## [What you have to do]
Down to the last line, set down the material below exactly; skip the pictures.

==== Data provided ====

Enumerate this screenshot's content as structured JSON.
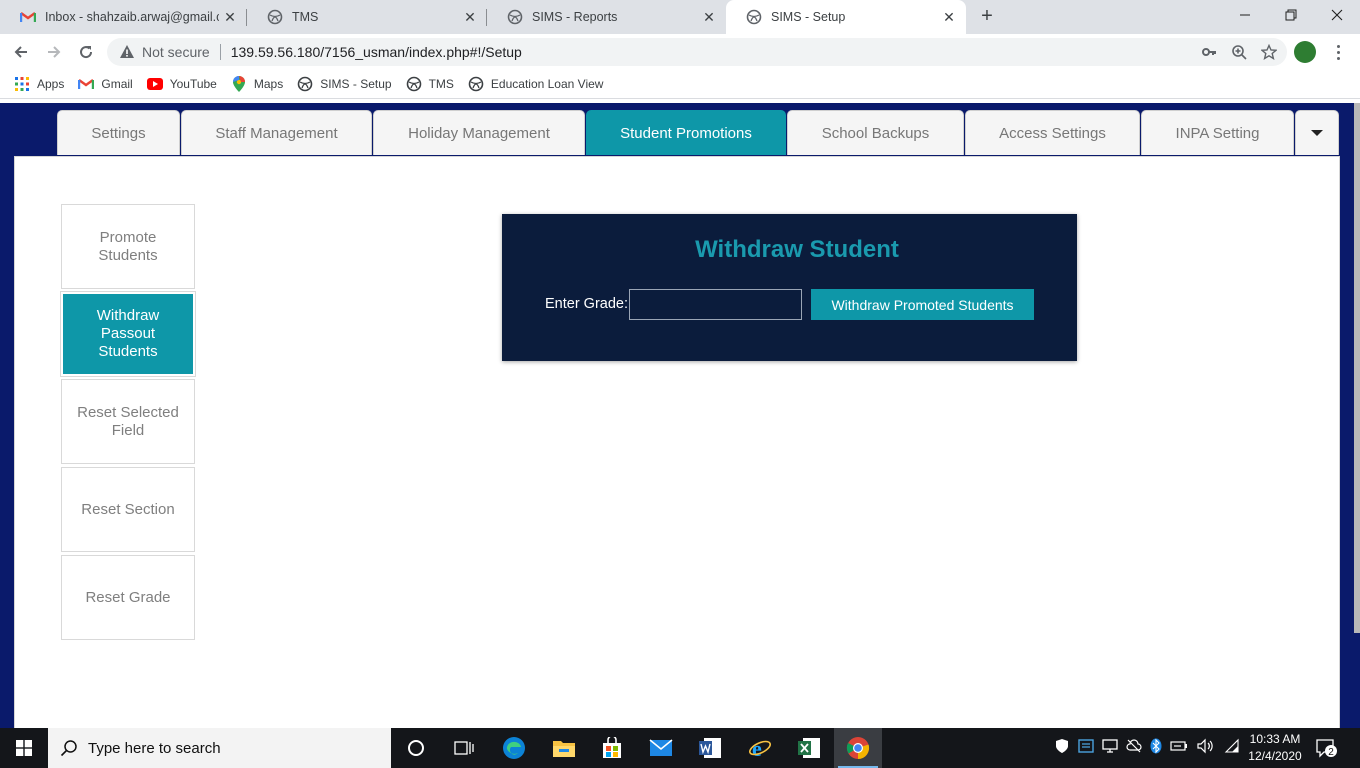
{
  "browser": {
    "tabs": [
      {
        "title": "Inbox - shahzaib.arwaj@gmail.co",
        "icon": "gmail-icon",
        "active": false
      },
      {
        "title": "TMS",
        "icon": "globe-icon",
        "active": false
      },
      {
        "title": "SIMS - Reports",
        "icon": "globe-icon",
        "active": false
      },
      {
        "title": "SIMS - Setup",
        "icon": "globe-icon",
        "active": true
      }
    ],
    "close_glyph": "✕",
    "new_tab_glyph": "+",
    "security_label": "Not secure",
    "url": "139.59.56.180/7156_usman/index.php#!/Setup",
    "bookmarks": [
      {
        "label": "Apps",
        "icon": "apps-grid-icon"
      },
      {
        "label": "Gmail",
        "icon": "gmail-icon"
      },
      {
        "label": "YouTube",
        "icon": "youtube-icon"
      },
      {
        "label": "Maps",
        "icon": "maps-icon"
      },
      {
        "label": "SIMS - Setup",
        "icon": "globe-icon"
      },
      {
        "label": "TMS",
        "icon": "globe-icon"
      },
      {
        "label": "Education Loan View",
        "icon": "globe-icon"
      }
    ]
  },
  "app": {
    "nav_tabs": [
      {
        "label": "Settings",
        "active": false
      },
      {
        "label": "Staff Management",
        "active": false
      },
      {
        "label": "Holiday Management",
        "active": false
      },
      {
        "label": "Student Promotions",
        "active": true
      },
      {
        "label": "School Backups",
        "active": false
      },
      {
        "label": "Access Settings",
        "active": false
      },
      {
        "label": "INPA Setting",
        "active": false
      }
    ],
    "sidebar": [
      {
        "label": "Promote Students",
        "active": false
      },
      {
        "label": "Withdraw Passout Students",
        "active": true
      },
      {
        "label": "Reset Selected Field",
        "active": false
      },
      {
        "label": "Reset Section",
        "active": false
      },
      {
        "label": "Reset Grade",
        "active": false
      }
    ],
    "form": {
      "title": "Withdraw Student",
      "grade_label": "Enter Grade:",
      "grade_value": "",
      "grade_placeholder": "",
      "submit_label": "Withdraw Promoted Students"
    },
    "colors": {
      "accent": "#0e97a8",
      "nav_background": "#0a1a6b",
      "card_background": "#0b1c3c"
    }
  },
  "taskbar": {
    "search_placeholder": "Type here to search",
    "apps": [
      "cortana-icon",
      "task-view-icon",
      "edge-icon",
      "file-explorer-icon",
      "store-icon",
      "mail-icon",
      "word-icon",
      "internet-explorer-icon",
      "excel-icon",
      "chrome-icon"
    ],
    "time": "10:33 AM",
    "date": "12/4/2020",
    "notification_count": "2"
  }
}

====

## [Output for this task]
Enumerate this screenshot's content as structured JSON.
{
  "browser": {
    "tabs": [
      {
        "title": "Inbox - shahzaib.arwaj@gmail.co",
        "icon": "gmail-icon",
        "active": false
      },
      {
        "title": "TMS",
        "icon": "globe-icon",
        "active": false
      },
      {
        "title": "SIMS - Reports",
        "icon": "globe-icon",
        "active": false
      },
      {
        "title": "SIMS - Setup",
        "icon": "globe-icon",
        "active": true
      }
    ],
    "close_glyph": "✕",
    "new_tab_glyph": "+",
    "security_label": "Not secure",
    "url": "139.59.56.180/7156_usman/index.php#!/Setup",
    "bookmarks": [
      {
        "label": "Apps",
        "icon": "apps-grid-icon"
      },
      {
        "label": "Gmail",
        "icon": "gmail-icon"
      },
      {
        "label": "YouTube",
        "icon": "youtube-icon"
      },
      {
        "label": "Maps",
        "icon": "maps-icon"
      },
      {
        "label": "SIMS - Setup",
        "icon": "globe-icon"
      },
      {
        "label": "TMS",
        "icon": "globe-icon"
      },
      {
        "label": "Education Loan View",
        "icon": "globe-icon"
      }
    ]
  },
  "app": {
    "nav_tabs": [
      {
        "label": "Settings",
        "active": false
      },
      {
        "label": "Staff Management",
        "active": false
      },
      {
        "label": "Holiday Management",
        "active": false
      },
      {
        "label": "Student Promotions",
        "active": true
      },
      {
        "label": "School Backups",
        "active": false
      },
      {
        "label": "Access Settings",
        "active": false
      },
      {
        "label": "INPA Setting",
        "active": false
      }
    ],
    "sidebar": [
      {
        "label": "Promote Students",
        "active": false
      },
      {
        "label": "Withdraw Passout Students",
        "active": true
      },
      {
        "label": "Reset Selected Field",
        "active": false
      },
      {
        "label": "Reset Section",
        "active": false
      },
      {
        "label": "Reset Grade",
        "active": false
      }
    ],
    "form": {
      "title": "Withdraw Student",
      "grade_label": "Enter Grade:",
      "grade_value": "",
      "grade_placeholder": "",
      "submit_label": "Withdraw Promoted Students"
    },
    "colors": {
      "accent": "#0e97a8",
      "nav_background": "#0a1a6b",
      "card_background": "#0b1c3c"
    }
  },
  "taskbar": {
    "search_placeholder": "Type here to search",
    "apps": [
      "cortana-icon",
      "task-view-icon",
      "edge-icon",
      "file-explorer-icon",
      "store-icon",
      "mail-icon",
      "word-icon",
      "internet-explorer-icon",
      "excel-icon",
      "chrome-icon"
    ],
    "time": "10:33 AM",
    "date": "12/4/2020",
    "notification_count": "2"
  }
}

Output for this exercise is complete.